Under this second approach, interpreters would not exclude the material in entirety on the grounds of it not constituting ‘preparatory work’ or a ‘supplementary means’ of interpretation. Instead, having determined that the materials under Article 32 are relatively expansive, interpreters could nonetheless recognise differences between the types of materials that might be referred to under Article 32 by adopting a sliding scale of relevance. According to such a scale, an interpreter might, for example, give more weight to materials that are capable of manifesting the joint intent of the parties. While a unilateral internal document might therefore not be excluded ex ante it might nonetheless be given lesser weight than, for instance, a joint report on the negotiations signed by all treaty parties. Such an approach would encompass as relevant all material created during a treaty negotiation, but would confer most weight on materials demonstrating the common intention of the treaty parties.
One implication of our proposed approach is that the growing availability of travaux may render references to unilateral materials less important or even superfluous. This is particularly important for modern investment treaty negotiations, where the issue of State ratification is increasingly subject to widespread domestic appraisal and debate. In these circumstances, the adoption of a cautious approach to the use of unilateral ratification materials in treaty interpretation best balances the potentially one‑sided nature of such materials with their potential utility.
In a forthcoming article, we will propose a four-pronged test to ascertain whether a given material constitutes ‘preparatory work’ within the meaning of Article 32 of the VCLT. These criteria are linked closely to the text of Article 32 and its purpose, which envisages the use of supplementary means of interpretation to uncover the treaty parties’ intentions.
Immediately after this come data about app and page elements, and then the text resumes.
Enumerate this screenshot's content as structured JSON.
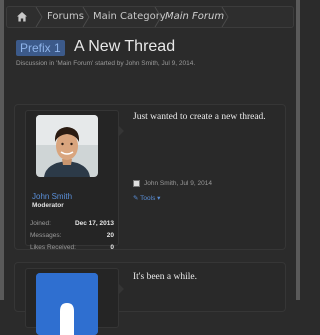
{
  "breadcrumb": {
    "items": [
      "Forums",
      "Main Category",
      "Main Forum"
    ]
  },
  "thread": {
    "prefix": "Prefix 1",
    "title": "A New Thread",
    "subtitle": "Discussion in 'Main Forum' started by John Smith, Jul 9, 2014."
  },
  "posts": [
    {
      "user": {
        "name": "John Smith",
        "role": "Moderator",
        "stats": [
          {
            "label": "Joined:",
            "value": "Dec 17, 2013"
          },
          {
            "label": "Messages:",
            "value": "20"
          },
          {
            "label": "Likes Received:",
            "value": "0"
          }
        ]
      },
      "message": "Just wanted to create a new thread.",
      "meta": "John Smith, Jul 9, 2014",
      "tools_label": "Tools"
    },
    {
      "message": "It's been a while."
    }
  ],
  "colors": {
    "background": "#2b2b2b",
    "accent": "#5a8fd8",
    "prefix_bg": "#3c5a8a",
    "avatar_placeholder": "#2f6fd0"
  }
}
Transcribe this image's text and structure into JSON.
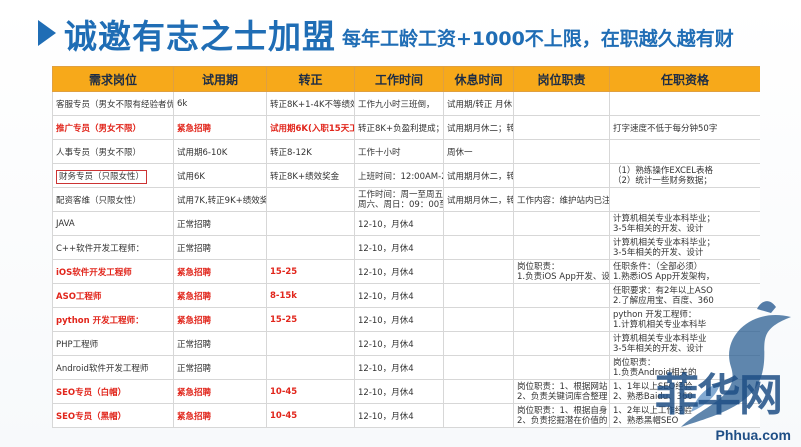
{
  "header": {
    "title": "诚邀有志之士加盟",
    "subtitle": "每年工龄工资+1000不上限，在职越久越有财"
  },
  "table": {
    "columns": [
      "需求岗位",
      "试用期",
      "转正",
      "工作时间",
      "休息时间",
      "岗位职责",
      "任职资格"
    ],
    "rows": [
      [
        "客服专员（男女不限有经验者优",
        "6k",
        "转正8K+1-4K不等绩效",
        "工作九小时三班倒，",
        "试用期/转正 月休",
        "",
        ""
      ],
      [
        "推广专员（男女不限）",
        "紧急招聘",
        "试用期6K(入职15天工",
        "转正8K+负盈利提成；",
        "试用期月休二；转",
        "",
        "打字速度不低于每分钟50字"
      ],
      [
        "人事专员（男女不限）",
        "试用期6-10K",
        "转正8-12K",
        "工作十小时",
        "周休一",
        "",
        ""
      ],
      [
        "财务专员（只限女性）",
        "试用6K",
        "转正8K+绩效奖金",
        "上班时间：12:00AM-2",
        "试用期月休二，转",
        "",
        "（1）熟练操作EXCEL表格\n（2）统计一些财务数据；"
      ],
      [
        "配资客维（只限女性）",
        "试用7K,转正9K+绩效奖",
        "",
        "工作时间：周一至周五\n周六、周日：09：00至",
        "试用期月休二，转",
        "工作内容：维护站内已注",
        ""
      ],
      [
        "JAVA",
        "正常招聘",
        "",
        "12-10，月休4",
        "",
        "",
        "计算机相关专业本科毕业；\n3-5年相关的开发、设计"
      ],
      [
        "C++软件开发工程师：",
        "正常招聘",
        "",
        "12-10，月休4",
        "",
        "",
        "计算机相关专业本科毕业；\n3-5年相关的开发、设计"
      ],
      [
        "iOS软件开发工程师",
        "紧急招聘",
        "15-25",
        "12-10，月休4",
        "",
        "岗位职责：\n1.负责iOS App开发、设计",
        "任职条件：（全部必须）\n1.熟悉iOS App开发架构，"
      ],
      [
        "ASO工程师",
        "紧急招聘",
        "8-15k",
        "12-10，月休4",
        "",
        "",
        "任职要求：有2年以上ASO\n2.了解应用宝、百度、360"
      ],
      [
        "python 开发工程师：",
        "紧急招聘",
        "15-25",
        "12-10，月休4",
        "",
        "",
        "python 开发工程师：\n1.计算机相关专业本科毕"
      ],
      [
        "PHP工程师",
        "正常招聘",
        "",
        "12-10，月休4",
        "",
        "",
        "计算机相关专业本科毕业\n3-5年相关的开发、设计"
      ],
      [
        "Android软件开发工程师",
        "正常招聘",
        "",
        "12-10，月休4",
        "",
        "",
        "岗位职责：\n1.负责Android相关的"
      ],
      [
        "SEO专员（白帽）",
        "紧急招聘",
        "10-45",
        "12-10，月休4",
        "",
        "岗位职责：1、根据网站\n2、负责关键词库合整理",
        "1、1年以上SEO经验\n2、熟悉Baidu、360"
      ],
      [
        "SEO专员（黑帽）",
        "紧急招聘",
        "10-45",
        "12-10，月休4",
        "",
        "岗位职责：1、根据自身\n2、负责挖掘潜在价值的",
        "1、2年以上工作经验\n2、熟悉黑帽SEO"
      ]
    ]
  },
  "watermark": {
    "brand_cn": "菲华网",
    "brand_url": "Phhua.com"
  },
  "colors": {
    "accent_blue": "#1f6db5",
    "header_orange": "#f7a91a",
    "urgent_red": "#e1261c"
  }
}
The second approach is a better fit for the intent behind Article 32 of the VCLT. It may also assist tribunals to balance the rights and interests of parties to arbitral proceedings when determining issues associated with the access of both parties to travaux.
To ensure their continued legitimacy, investment treaty tribunals must utilise all means at their disposal to respect and uphold the bargains struck in investment treaties. Travaux have the potential to offer insights into the intentions underlying treaty provisions that are notoriously open-ended. The test we propose allows the treaty interpreter to harness the benefits of reference to travaux whilst supporting them to avoid its attendant challenges. The utilisation of the proposed sliding scale of relevance to determine the weight to be given to materials that might be referred to as travaux is important to both host States and investors, and to the systemic legitimacy (and independence) of the system more generally.
To see our full series of posts celebrating the 50th jubilee anniversary of the Vienna Convention on the Law of Treaties, click here.
The ideas in this blog post are further elaborated in The Vienna Convention on the Law of Treaties in Investor-State Disputes: History, Evolution, and Future, edited by Esmé Shirlow & Kiran Nasir Gore (Kluwer, 2022).
To make sure you do not miss out on regular updates from the Kluwer Arbitration Blog, please subscribe here. To submit a proposal for a blog post, please consult our Editorial Guidelines.
Profile Navigator and Relationship Indicator
Includes 7,300+ profiles of arbitrators, expert witnesses, counsels & 13,500+ relationships to uncover potential conflicts of interest.
Learn how Kluwer Arbitration can support you.
|↑1||Anthony Aust, Modern Treaty Law and Practice (3rd edn, Cambridge University Press 2013) 218.|